The steps in preparing sermons are easier to explain than they are to apply. Preparing good sermons requires deep personal wrestling. Fred Craddock, preaching professor from Candler, wrote to preachers, 'wrestle with a text like Jacob wrestled with the angel.' I would add, keep wrestling until it blesses you. You will know it has blessed you, when something gets dislocated and you walk away limping.
CHOOSE A PASSAGE. The best sermons usually find their anchoring point in a particular passage of scripture. Topical preaching can be done well, but for most new preachers, even topical preaching is helped by sticking close to a particular passage and bringing in other passages and supporting or clarifying material. If you use the lectionary, half the work is done for you. Just don't falsely force several lectionary texts together. If you use what Tom Long calls the 'Preacher's Choice' method, choose your text as early as possible. If you wait until that week to choose the text you are already behind.
READ THE PASSAGE THROUGH SEVERAL TIMES. Say a prayer asking for illumination. Then read silently noting key words and relationships. Then read it out loud and see what reading it out loud changes in your perceptions. Take note of key words to explore, or any questions you need to ask. Define the boundaries of the text you will preach on. You don't want to preach the entire book of Isaiah in one sermon, after all.
BECOME PERSONALLY INTERESTED IN THE SCRIPTURE PASSAGE. What grabs your attention? What issues do you have with the text? What unanswered questions are left hanging like loose shoe strings in your mind? What personal issues does this text touch on? The most interesting preacher is always the interested preacher.
CRITICALLY STUDY THE TEXT. Using any bible study methods you may have in your repertoire explore: words in the original language, logical relationships between phrases, prepositions, what the text would mean if it used a different word, word pictures, metaphors, and images. Take note of those things that are interesting to you.
TALK ABOUT WHAT YOU FIND OUT LOUD. Sermons are oral/aural things...we speak them and hear them. So it makes sense to prepare them out loud. Further, performance studies has reminded us in recent years that our whole bodies think along with our minds. So, let your voice, gestures, facial expressions, and whole body think about this passage. Find a quiet room where you can be noisy, or talk with a few friends or family members about the passage.

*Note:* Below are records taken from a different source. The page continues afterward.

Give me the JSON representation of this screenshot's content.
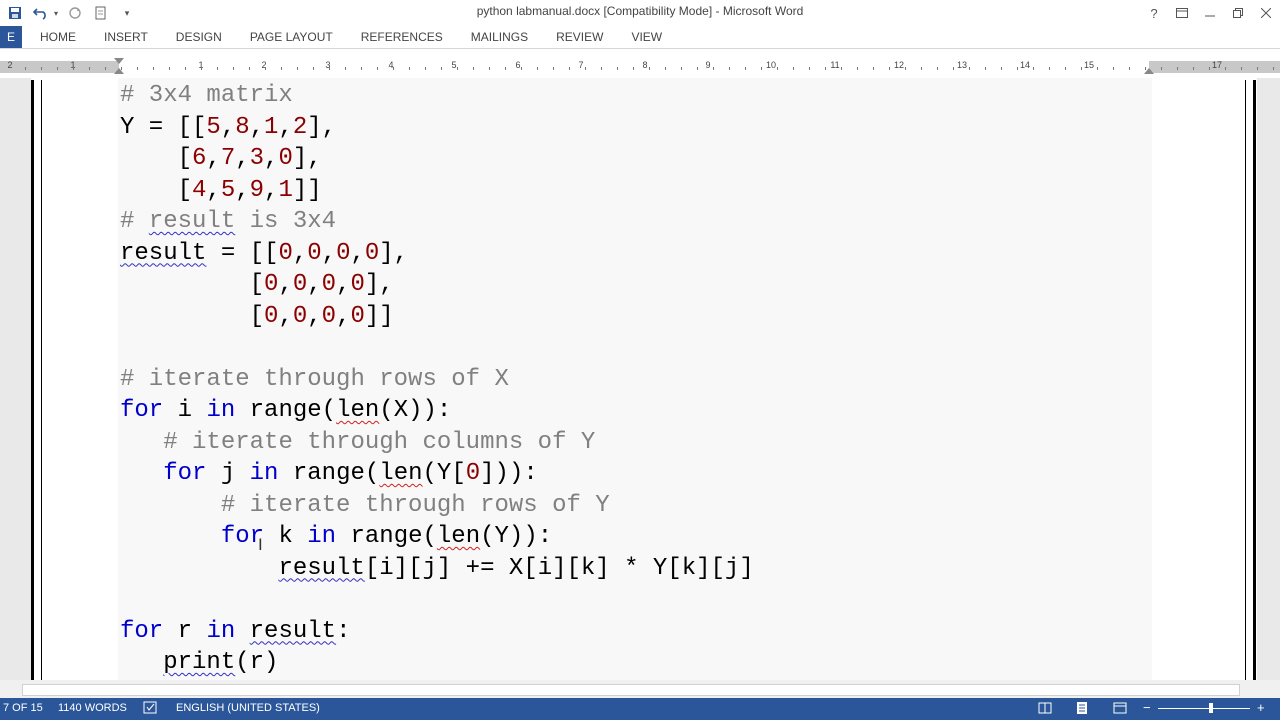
{
  "window": {
    "title": "python  labmanual.docx [Compatibility Mode] - Microsoft Word"
  },
  "ribbon": {
    "file_label": "E",
    "tabs": [
      "HOME",
      "INSERT",
      "DESIGN",
      "PAGE LAYOUT",
      "REFERENCES",
      "MAILINGS",
      "REVIEW",
      "VIEW"
    ]
  },
  "ruler": {
    "numbers": [
      "2",
      "1",
      "1",
      "2",
      "3",
      "4",
      "5",
      "6",
      "7",
      "8",
      "9",
      "10",
      "11",
      "12",
      "13",
      "14",
      "15",
      "17"
    ]
  },
  "code_lines": [
    "# 3x4 matrix",
    "Y = [[5,8,1,2],",
    "    [6,7,3,0],",
    "    [4,5,9,1]]",
    "# result is 3x4",
    "result = [[0,0,0,0],",
    "         [0,0,0,0],",
    "         [0,0,0,0]]",
    "",
    "# iterate through rows of X",
    "for i in range(len(X)):",
    "   # iterate through columns of Y",
    "   for j in range(len(Y[0])):",
    "       # iterate through rows of Y",
    "       for k in range(len(Y)):",
    "           result[i][j] += X[i][k] * Y[k][j]",
    "",
    "for r in result:",
    "   print(r)"
  ],
  "status": {
    "page": "7 OF 15",
    "words": "1140 WORDS",
    "language": "ENGLISH (UNITED STATES)"
  },
  "colors": {
    "accent": "#2b579a",
    "keyword": "#0000cc",
    "comment": "#808080",
    "number": "#8b0000"
  }
}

GET CONVERTED. Of course I am using the word 'converted' broadly here. However, if you are truly interested in a passage, and if you truly search carefully and long enough for what it might want to say in its own terms, you will have a moment of conversion. It may come as an 'Aha' or a 'That's it!' or an 'I am undone.' Prayerfully ask this question: how does this passage change the way I live in the world this week? (Either thinking, acting, or feeling). How does this passage bring you the good news, news that convicts and frees at the same time?

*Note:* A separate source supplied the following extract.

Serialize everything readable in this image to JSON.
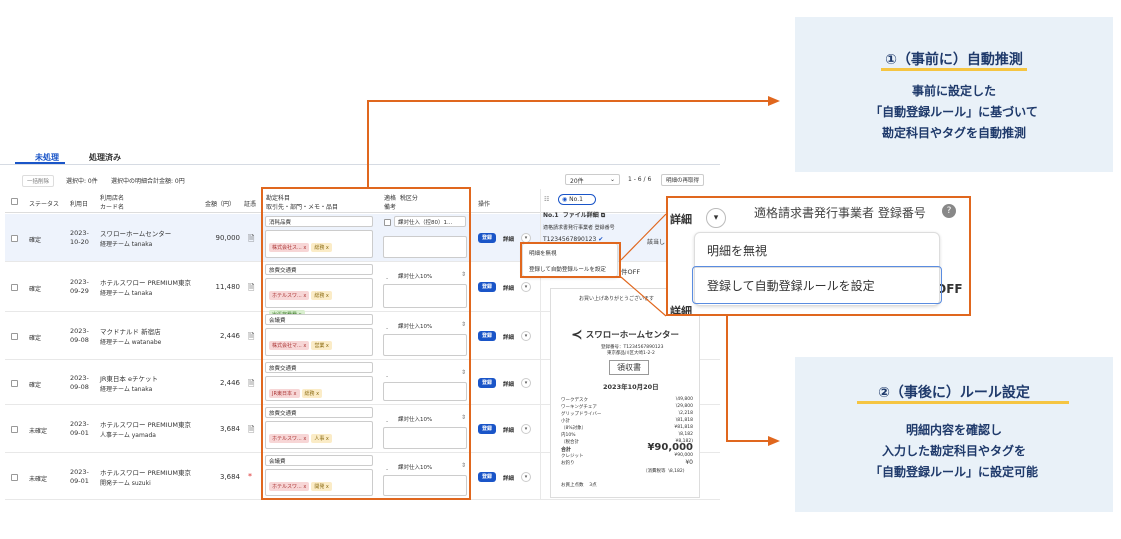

PLAY WITH A SERMON FORM. Sermons form best when they come together somewhat organically. Knowing sermon forms is helpful to a degree, since it gives you different patterns in your mind to try. Often, though, all that is needed is playing around with the introduction on paper or out loud. The primary goal is the take what was interesting to you, make it interesting to the congregation; then take what converted you, and help the congregation experience it, as well.
GIVE IT CONCRETE IMAGERY. Use images from life as examples, metaphors, and illustrations to make the sermon more understandable and memorable. Examples are brief suggestions from real life that show rather than tell what the sermon is about. Metaphors are verbal creations where two unrelated images are pressed together: God is dew for example. Illustrations are usually reasoning by analogy and often end with, 'in the same way...' The primary goal of this step is to help your congregation see this sermon on their street.
LISTEN TO REAL PEOPLE, AND REAL LIVES. Get the sermon to this stage early enough that you are able to carry it with you through life for a while. How would this sermon sound to the people you visit, meet, and encounter: widow, teen, senior, laid off, grieving, dying, poor, rich, minority, or skeptic? Consider talking this passage over with someone from a different strand of the faith, and allow them to help you see it in new ways.
PREACH IT THROUGH UNTIL IT IS SMOOTH AND FAMILIAR. Preach the sermon through out loud several times. If you need a manuscript, don't become confused and think of it as a sermon. Sermons are out loud events that cannot be fully captured on paper.
BONUS: Consider this quote on preaching from Karl Barth: "If he answers the people's question but answers it as a man who has himself been questioned by God, then he speaks- the word of God...for being truly questioned by God and truly questioning about God, he will know God's answer and so be able to give it to the people, who with their question really want God's answer." ~ The Word of God and the Word of Man (sic)